= Beginning of Section =

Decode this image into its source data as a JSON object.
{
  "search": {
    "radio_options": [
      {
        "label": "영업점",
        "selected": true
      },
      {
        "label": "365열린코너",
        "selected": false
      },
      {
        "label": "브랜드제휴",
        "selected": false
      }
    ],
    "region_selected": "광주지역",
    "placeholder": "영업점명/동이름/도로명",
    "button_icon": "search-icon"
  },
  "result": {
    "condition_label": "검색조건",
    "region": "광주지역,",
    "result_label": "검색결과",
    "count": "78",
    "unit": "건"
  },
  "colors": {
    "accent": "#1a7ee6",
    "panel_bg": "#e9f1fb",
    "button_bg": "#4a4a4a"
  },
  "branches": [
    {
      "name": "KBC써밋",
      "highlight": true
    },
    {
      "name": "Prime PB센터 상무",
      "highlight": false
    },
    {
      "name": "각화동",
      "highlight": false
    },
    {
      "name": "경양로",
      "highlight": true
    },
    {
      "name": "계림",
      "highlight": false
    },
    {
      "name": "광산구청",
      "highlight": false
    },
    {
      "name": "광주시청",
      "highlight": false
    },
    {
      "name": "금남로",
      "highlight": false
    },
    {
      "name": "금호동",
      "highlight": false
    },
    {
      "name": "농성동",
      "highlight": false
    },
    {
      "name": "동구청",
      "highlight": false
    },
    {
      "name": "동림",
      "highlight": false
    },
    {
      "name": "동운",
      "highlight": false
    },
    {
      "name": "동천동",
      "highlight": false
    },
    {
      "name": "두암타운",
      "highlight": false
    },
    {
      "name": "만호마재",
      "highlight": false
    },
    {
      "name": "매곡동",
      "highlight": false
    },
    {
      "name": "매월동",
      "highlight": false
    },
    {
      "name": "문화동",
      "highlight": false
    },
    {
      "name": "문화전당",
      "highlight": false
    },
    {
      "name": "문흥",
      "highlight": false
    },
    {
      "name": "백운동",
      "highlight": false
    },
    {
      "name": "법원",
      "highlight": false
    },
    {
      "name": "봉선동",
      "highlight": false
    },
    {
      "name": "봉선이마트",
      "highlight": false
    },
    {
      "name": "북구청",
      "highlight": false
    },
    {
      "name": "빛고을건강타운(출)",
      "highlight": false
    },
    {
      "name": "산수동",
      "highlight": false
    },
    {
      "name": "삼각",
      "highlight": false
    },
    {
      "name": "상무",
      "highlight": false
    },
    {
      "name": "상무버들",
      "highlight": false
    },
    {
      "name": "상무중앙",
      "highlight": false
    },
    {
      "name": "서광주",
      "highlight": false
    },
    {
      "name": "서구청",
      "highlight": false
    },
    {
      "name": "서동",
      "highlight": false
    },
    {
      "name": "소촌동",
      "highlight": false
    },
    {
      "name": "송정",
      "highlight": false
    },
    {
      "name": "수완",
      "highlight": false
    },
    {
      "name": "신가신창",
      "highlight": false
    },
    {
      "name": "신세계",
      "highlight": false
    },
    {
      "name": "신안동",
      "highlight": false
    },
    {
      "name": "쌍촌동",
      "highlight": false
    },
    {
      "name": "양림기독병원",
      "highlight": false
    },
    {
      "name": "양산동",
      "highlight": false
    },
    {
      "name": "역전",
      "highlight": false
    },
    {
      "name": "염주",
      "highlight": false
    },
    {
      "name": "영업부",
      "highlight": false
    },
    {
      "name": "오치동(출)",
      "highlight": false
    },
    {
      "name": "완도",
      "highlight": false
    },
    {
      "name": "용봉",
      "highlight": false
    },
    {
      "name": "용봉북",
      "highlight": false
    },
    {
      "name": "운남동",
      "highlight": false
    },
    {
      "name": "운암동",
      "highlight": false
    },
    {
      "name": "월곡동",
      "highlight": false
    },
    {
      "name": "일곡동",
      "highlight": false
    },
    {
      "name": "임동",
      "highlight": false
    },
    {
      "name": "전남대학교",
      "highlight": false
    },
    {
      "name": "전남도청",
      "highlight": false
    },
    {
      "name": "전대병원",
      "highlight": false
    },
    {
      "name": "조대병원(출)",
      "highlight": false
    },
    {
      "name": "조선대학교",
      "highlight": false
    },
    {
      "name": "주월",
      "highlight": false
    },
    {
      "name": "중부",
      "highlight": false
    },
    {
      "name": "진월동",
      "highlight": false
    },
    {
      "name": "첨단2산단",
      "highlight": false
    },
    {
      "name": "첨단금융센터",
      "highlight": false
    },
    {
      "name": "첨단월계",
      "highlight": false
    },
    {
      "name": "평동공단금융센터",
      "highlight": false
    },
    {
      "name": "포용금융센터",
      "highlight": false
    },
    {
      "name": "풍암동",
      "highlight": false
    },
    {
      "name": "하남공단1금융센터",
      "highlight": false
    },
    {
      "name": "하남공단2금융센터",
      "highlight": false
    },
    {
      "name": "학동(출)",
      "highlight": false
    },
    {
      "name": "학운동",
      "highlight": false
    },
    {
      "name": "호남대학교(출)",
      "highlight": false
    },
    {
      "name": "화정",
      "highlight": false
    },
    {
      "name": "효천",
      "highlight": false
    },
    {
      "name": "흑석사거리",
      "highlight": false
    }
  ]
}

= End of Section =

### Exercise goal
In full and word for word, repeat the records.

### Exercise response
Decode this image into its source data as a JSON object.
{
  "search": {
    "radio_options": [
      {
        "label": "영업점",
        "selected": true
      },
      {
        "label": "365열린코너",
        "selected": false
      },
      {
        "label": "브랜드제휴",
        "selected": false
      }
    ],
    "region_selected": "광주지역",
    "placeholder": "영업점명/동이름/도로명",
    "button_icon": "search-icon"
  },
  "result": {
    "condition_label": "검색조건",
    "region": "광주지역,",
    "result_label": "검색결과",
    "count": "78",
    "unit": "건"
  },
  "colors": {
    "accent": "#1a7ee6",
    "panel_bg": "#e9f1fb",
    "button_bg": "#4a4a4a"
  },
  "branches": [
    {
      "name": "KBC써밋",
      "highlight": true
    },
    {
      "name": "Prime PB센터 상무",
      "highlight": false
    },
    {
      "name": "각화동",
      "highlight": false
    },
    {
      "name": "경양로",
      "highlight": true
    },
    {
      "name": "계림",
      "highlight": false
    },
    {
      "name": "광산구청",
      "highlight": false
    },
    {
      "name": "광주시청",
      "highlight": false
    },
    {
      "name": "금남로",
      "highlight": false
    },
    {
      "name": "금호동",
      "highlight": false
    },
    {
      "name": "농성동",
      "highlight": false
    },
    {
      "name": "동구청",
      "highlight": false
    },
    {
      "name": "동림",
      "highlight": false
    },
    {
      "name": "동운",
      "highlight": false
    },
    {
      "name": "동천동",
      "highlight": false
    },
    {
      "name": "두암타운",
      "highlight": false
    },
    {
      "name": "만호마재",
      "highlight": false
    },
    {
      "name": "매곡동",
      "highlight": false
    },
    {
      "name": "매월동",
      "highlight": false
    },
    {
      "name": "문화동",
      "highlight": false
    },
    {
      "name": "문화전당",
      "highlight": false
    },
    {
      "name": "문흥",
      "highlight": false
    },
    {
      "name": "백운동",
      "highlight": false
    },
    {
      "name": "법원",
      "highlight": false
    },
    {
      "name": "봉선동",
      "highlight": false
    },
    {
      "name": "봉선이마트",
      "highlight": false
    },
    {
      "name": "북구청",
      "highlight": false
    },
    {
      "name": "빛고을건강타운(출)",
      "highlight": false
    },
    {
      "name": "산수동",
      "highlight": false
    },
    {
      "name": "삼각",
      "highlight": false
    },
    {
      "name": "상무",
      "highlight": false
    },
    {
      "name": "상무버들",
      "highlight": false
    },
    {
      "name": "상무중앙",
      "highlight": false
    },
    {
      "name": "서광주",
      "highlight": false
    },
    {
      "name": "서구청",
      "highlight": false
    },
    {
      "name": "서동",
      "highlight": false
    },
    {
      "name": "소촌동",
      "highlight": false
    },
    {
      "name": "송정",
      "highlight": false
    },
    {
      "name": "수완",
      "highlight": false
    },
    {
      "name": "신가신창",
      "highlight": false
    },
    {
      "name": "신세계",
      "highlight": false
    },
    {
      "name": "신안동",
      "highlight": false
    },
    {
      "name": "쌍촌동",
      "highlight": false
    },
    {
      "name": "양림기독병원",
      "highlight": false
    },
    {
      "name": "양산동",
      "highlight": false
    },
    {
      "name": "역전",
      "highlight": false
    },
    {
      "name": "염주",
      "highlight": false
    },
    {
      "name": "영업부",
      "highlight": false
    },
    {
      "name": "오치동(출)",
      "highlight": false
    },
    {
      "name": "완도",
      "highlight": false
    },
    {
      "name": "용봉",
      "highlight": false
    },
    {
      "name": "용봉북",
      "highlight": false
    },
    {
      "name": "운남동",
      "highlight": false
    },
    {
      "name": "운암동",
      "highlight": false
    },
    {
      "name": "월곡동",
      "highlight": false
    },
    {
      "name": "일곡동",
      "highlight": false
    },
    {
      "name": "임동",
      "highlight": false
    },
    {
      "name": "전남대학교",
      "highlight": false
    },
    {
      "name": "전남도청",
      "highlight": false
    },
    {
      "name": "전대병원",
      "highlight": false
    },
    {
      "name": "조대병원(출)",
      "highlight": false
    },
    {
      "name": "조선대학교",
      "highlight": false
    },
    {
      "name": "주월",
      "highlight": false
    },
    {
      "name": "중부",
      "highlight": false
    },
    {
      "name": "진월동",
      "highlight": false
    },
    {
      "name": "첨단2산단",
      "highlight": false
    },
    {
      "name": "첨단금융센터",
      "highlight": false
    },
    {
      "name": "첨단월계",
      "highlight": false
    },
    {
      "name": "평동공단금융센터",
      "highlight": false
    },
    {
      "name": "포용금융센터",
      "highlight": false
    },
    {
      "name": "풍암동",
      "highlight": false
    },
    {
      "name": "하남공단1금융센터",
      "highlight": false
    },
    {
      "name": "하남공단2금융센터",
      "highlight": false
    },
    {
      "name": "학동(출)",
      "highlight": false
    },
    {
      "name": "학운동",
      "highlight": false
    },
    {
      "name": "호남대학교(출)",
      "highlight": false
    },
    {
      "name": "화정",
      "highlight": false
    },
    {
      "name": "효천",
      "highlight": false
    },
    {
      "name": "흑석사거리",
      "highlight": false
    }
  ]
}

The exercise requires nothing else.